# Available data
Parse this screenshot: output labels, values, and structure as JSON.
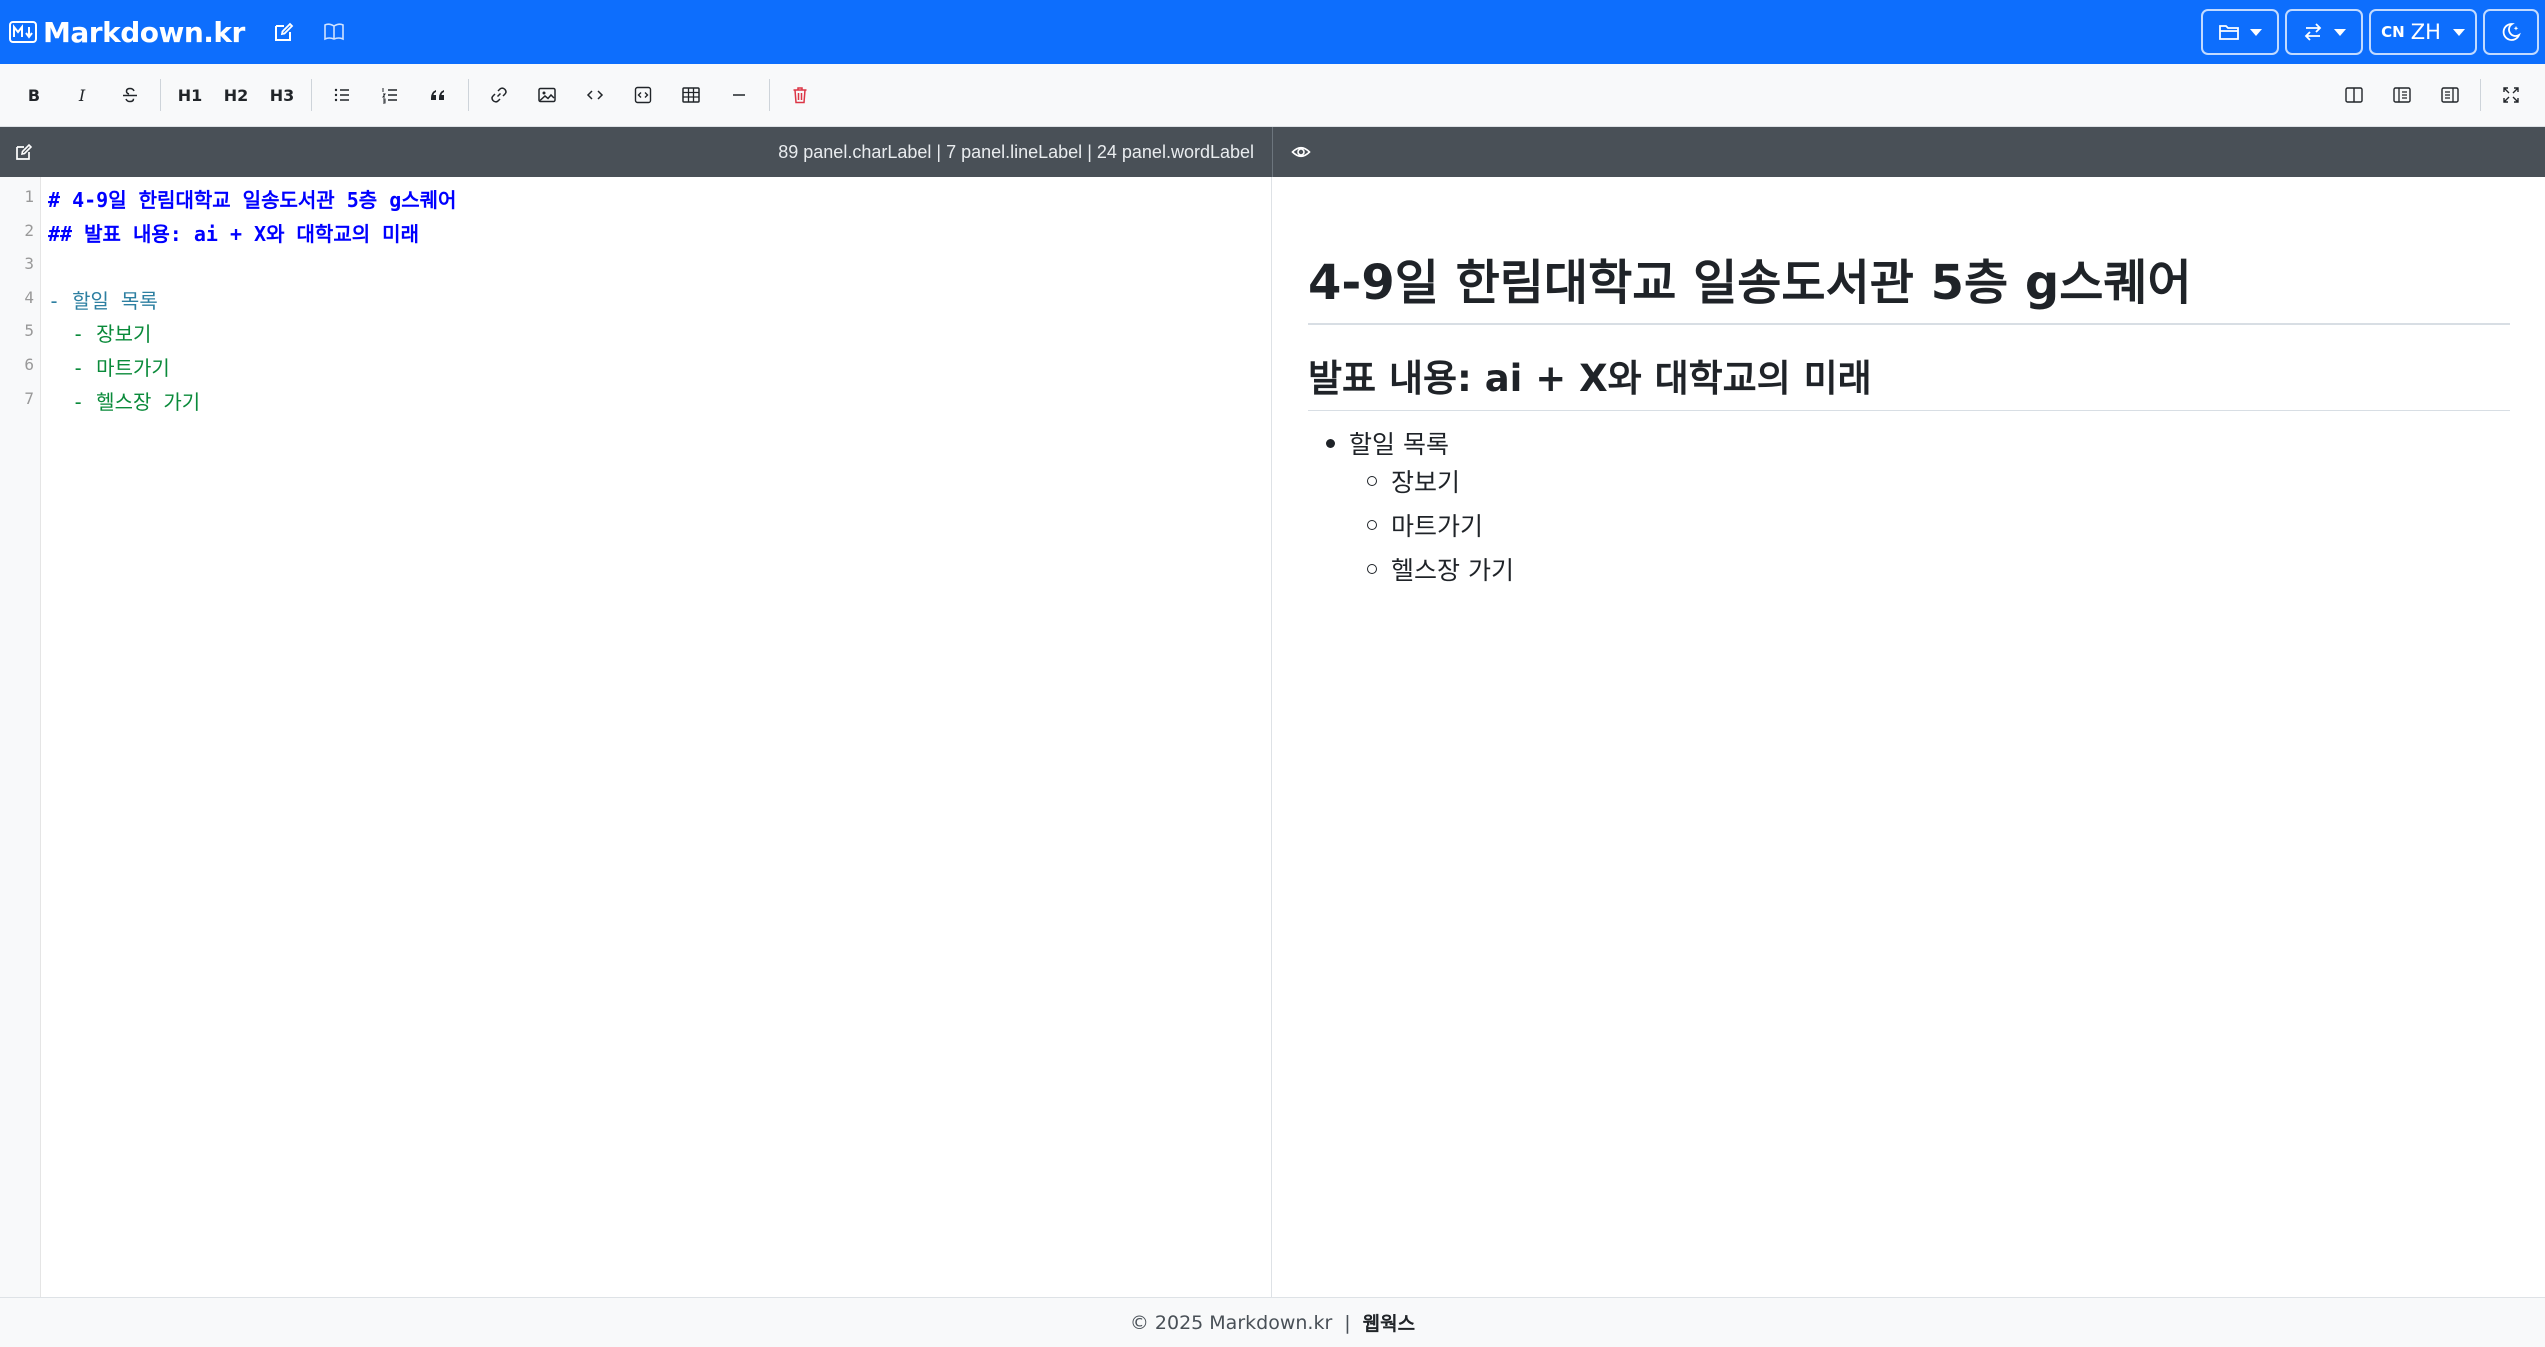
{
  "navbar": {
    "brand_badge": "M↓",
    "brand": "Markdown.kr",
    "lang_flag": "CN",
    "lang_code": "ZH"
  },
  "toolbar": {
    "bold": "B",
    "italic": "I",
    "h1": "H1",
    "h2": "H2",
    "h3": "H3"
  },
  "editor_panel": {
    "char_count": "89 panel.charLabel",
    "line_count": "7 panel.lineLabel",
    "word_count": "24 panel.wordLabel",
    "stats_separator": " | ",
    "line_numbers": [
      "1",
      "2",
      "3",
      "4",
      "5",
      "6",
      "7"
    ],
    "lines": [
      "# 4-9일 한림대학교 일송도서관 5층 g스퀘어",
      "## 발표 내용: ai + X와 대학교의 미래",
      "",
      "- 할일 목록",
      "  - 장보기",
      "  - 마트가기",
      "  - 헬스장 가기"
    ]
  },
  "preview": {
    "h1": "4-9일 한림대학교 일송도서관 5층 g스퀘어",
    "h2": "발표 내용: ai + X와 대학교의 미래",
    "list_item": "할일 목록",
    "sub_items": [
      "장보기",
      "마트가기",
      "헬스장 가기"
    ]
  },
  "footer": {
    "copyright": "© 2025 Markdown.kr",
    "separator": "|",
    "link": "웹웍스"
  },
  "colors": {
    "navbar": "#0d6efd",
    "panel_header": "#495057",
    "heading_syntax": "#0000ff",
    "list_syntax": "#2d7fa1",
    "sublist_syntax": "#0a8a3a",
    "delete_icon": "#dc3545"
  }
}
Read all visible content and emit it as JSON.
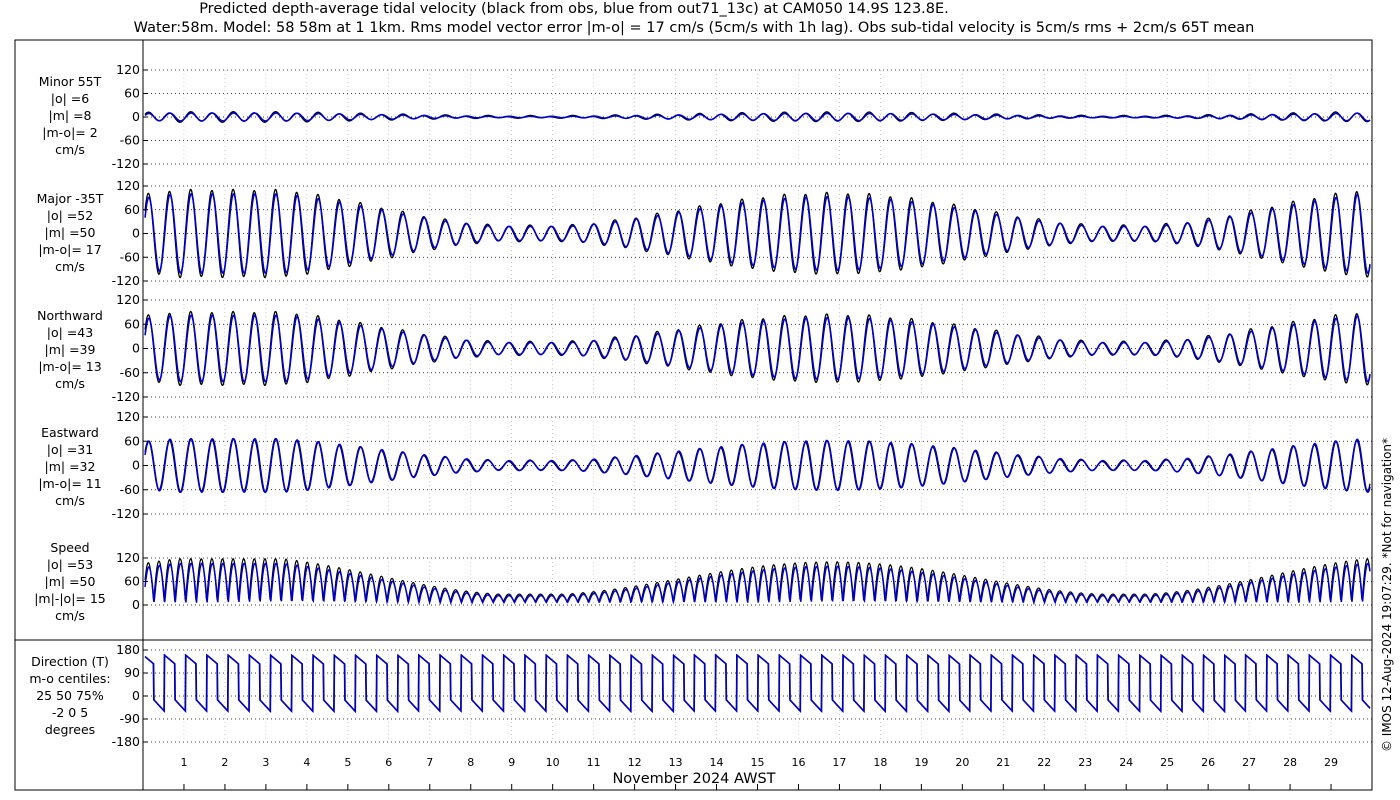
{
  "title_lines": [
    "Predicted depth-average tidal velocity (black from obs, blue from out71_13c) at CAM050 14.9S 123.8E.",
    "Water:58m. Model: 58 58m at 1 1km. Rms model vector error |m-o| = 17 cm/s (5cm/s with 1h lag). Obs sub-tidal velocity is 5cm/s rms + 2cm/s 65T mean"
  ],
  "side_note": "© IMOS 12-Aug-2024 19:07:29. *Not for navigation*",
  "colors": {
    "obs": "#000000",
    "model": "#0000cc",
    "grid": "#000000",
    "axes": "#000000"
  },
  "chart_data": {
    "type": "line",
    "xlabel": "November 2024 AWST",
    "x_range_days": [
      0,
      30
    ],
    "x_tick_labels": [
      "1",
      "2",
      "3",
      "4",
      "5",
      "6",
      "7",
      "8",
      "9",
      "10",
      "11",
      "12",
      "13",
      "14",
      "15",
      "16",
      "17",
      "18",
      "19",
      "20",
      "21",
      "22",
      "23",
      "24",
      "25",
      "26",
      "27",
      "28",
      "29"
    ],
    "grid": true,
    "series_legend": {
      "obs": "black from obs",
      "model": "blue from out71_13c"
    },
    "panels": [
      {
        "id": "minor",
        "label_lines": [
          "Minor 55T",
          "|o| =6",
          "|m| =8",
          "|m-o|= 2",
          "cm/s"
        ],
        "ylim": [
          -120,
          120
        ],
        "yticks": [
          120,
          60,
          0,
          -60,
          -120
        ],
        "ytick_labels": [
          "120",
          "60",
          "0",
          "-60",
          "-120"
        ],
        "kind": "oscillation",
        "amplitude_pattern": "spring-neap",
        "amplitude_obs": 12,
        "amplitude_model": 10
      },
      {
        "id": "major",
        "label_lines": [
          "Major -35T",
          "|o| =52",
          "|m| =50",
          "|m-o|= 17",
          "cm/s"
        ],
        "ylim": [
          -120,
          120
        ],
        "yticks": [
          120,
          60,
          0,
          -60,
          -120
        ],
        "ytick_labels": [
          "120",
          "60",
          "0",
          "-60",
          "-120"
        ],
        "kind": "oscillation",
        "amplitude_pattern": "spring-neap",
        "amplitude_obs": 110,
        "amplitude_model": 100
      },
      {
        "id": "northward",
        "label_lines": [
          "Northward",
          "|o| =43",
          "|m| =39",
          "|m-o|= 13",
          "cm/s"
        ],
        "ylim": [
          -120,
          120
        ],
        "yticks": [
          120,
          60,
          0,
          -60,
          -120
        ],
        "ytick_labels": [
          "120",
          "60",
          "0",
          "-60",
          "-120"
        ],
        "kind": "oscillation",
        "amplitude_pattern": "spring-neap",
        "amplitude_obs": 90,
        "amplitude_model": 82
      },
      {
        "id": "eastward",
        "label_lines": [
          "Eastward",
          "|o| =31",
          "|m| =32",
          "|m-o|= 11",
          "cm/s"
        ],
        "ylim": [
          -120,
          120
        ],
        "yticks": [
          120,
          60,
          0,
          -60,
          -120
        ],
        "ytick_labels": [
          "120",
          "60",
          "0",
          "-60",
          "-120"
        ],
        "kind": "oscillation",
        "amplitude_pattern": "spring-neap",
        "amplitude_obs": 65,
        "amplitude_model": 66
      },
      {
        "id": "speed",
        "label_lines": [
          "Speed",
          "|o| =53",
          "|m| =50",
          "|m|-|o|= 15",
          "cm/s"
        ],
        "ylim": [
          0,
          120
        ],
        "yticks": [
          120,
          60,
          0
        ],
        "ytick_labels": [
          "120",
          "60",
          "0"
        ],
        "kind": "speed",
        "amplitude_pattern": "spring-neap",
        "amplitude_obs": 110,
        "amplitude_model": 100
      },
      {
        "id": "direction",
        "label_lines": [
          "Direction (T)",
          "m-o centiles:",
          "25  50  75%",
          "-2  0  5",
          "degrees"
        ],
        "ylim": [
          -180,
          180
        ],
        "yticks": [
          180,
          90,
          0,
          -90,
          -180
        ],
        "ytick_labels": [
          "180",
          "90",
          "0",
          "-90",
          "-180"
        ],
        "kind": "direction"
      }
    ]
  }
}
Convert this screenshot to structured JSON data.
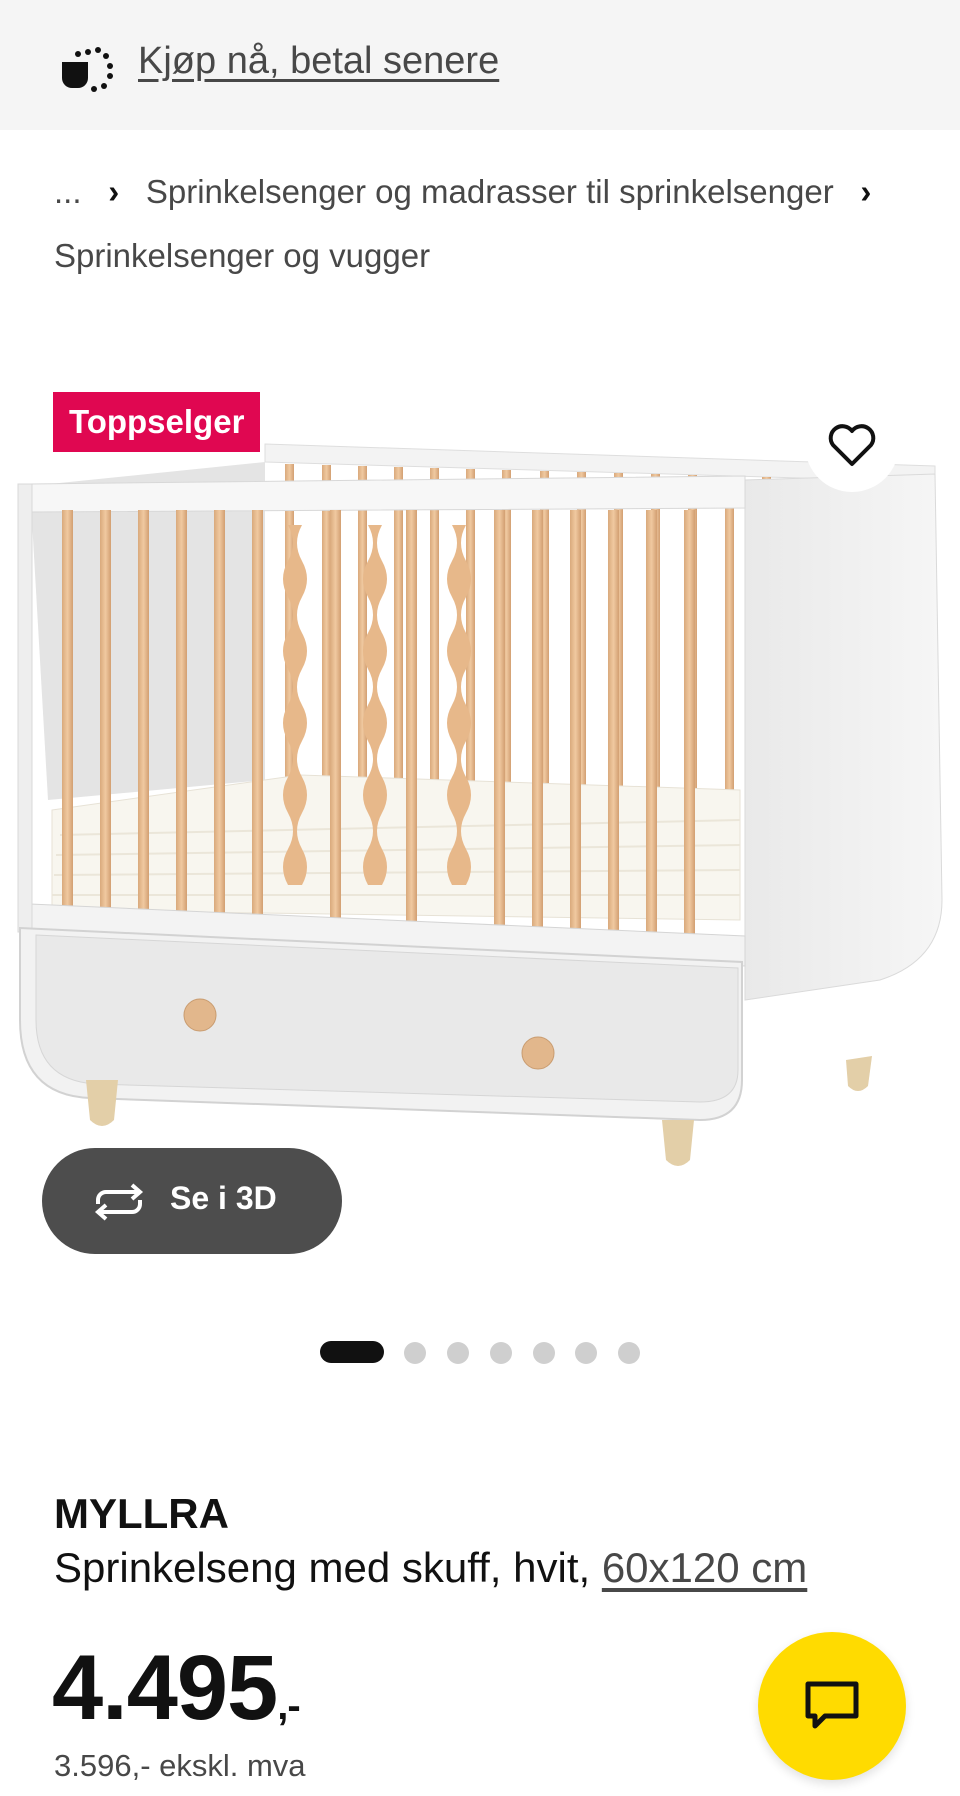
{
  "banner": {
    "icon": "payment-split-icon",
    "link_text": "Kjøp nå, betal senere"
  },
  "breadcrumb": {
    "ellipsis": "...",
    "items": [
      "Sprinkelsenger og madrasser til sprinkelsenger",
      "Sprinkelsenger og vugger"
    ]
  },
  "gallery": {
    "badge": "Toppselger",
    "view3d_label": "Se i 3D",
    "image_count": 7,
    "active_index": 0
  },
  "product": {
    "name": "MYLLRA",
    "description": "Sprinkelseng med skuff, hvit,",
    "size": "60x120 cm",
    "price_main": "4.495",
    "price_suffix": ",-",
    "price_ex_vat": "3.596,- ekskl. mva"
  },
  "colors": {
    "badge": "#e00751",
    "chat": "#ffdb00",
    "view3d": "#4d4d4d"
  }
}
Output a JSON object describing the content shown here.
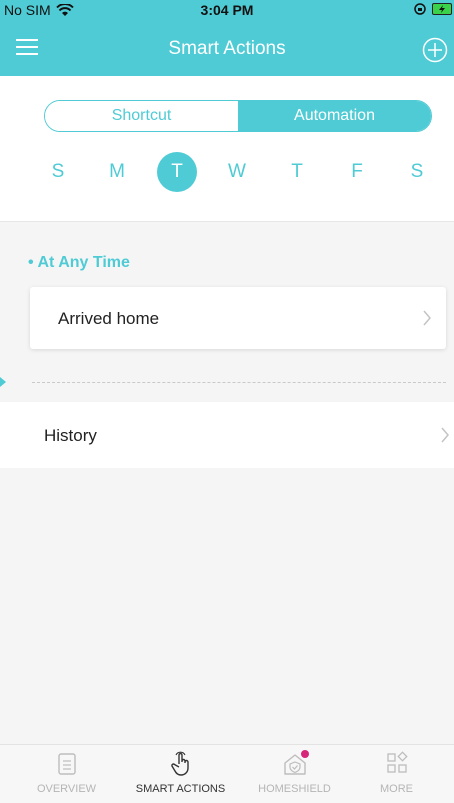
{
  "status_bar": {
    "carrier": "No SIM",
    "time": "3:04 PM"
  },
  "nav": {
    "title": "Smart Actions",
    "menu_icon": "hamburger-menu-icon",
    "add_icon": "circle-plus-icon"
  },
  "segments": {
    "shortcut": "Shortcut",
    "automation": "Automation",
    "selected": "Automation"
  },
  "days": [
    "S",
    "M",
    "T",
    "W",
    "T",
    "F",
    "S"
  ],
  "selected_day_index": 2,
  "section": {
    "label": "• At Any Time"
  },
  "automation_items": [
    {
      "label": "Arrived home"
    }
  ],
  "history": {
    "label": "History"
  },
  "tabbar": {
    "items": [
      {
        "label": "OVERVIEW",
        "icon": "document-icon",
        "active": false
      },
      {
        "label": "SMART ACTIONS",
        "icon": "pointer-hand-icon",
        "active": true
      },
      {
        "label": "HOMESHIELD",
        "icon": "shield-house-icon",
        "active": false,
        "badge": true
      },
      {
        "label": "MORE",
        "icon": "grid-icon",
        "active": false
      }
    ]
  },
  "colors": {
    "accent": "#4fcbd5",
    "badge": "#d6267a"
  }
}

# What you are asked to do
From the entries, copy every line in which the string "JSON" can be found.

# Exercise result
Parse this screenshot: output labels, values, and structure as JSON.
Read all visible content and emit it as JSON.
Convert this screenshot to structured JSON data.
Output a JSON object describing the content shown here.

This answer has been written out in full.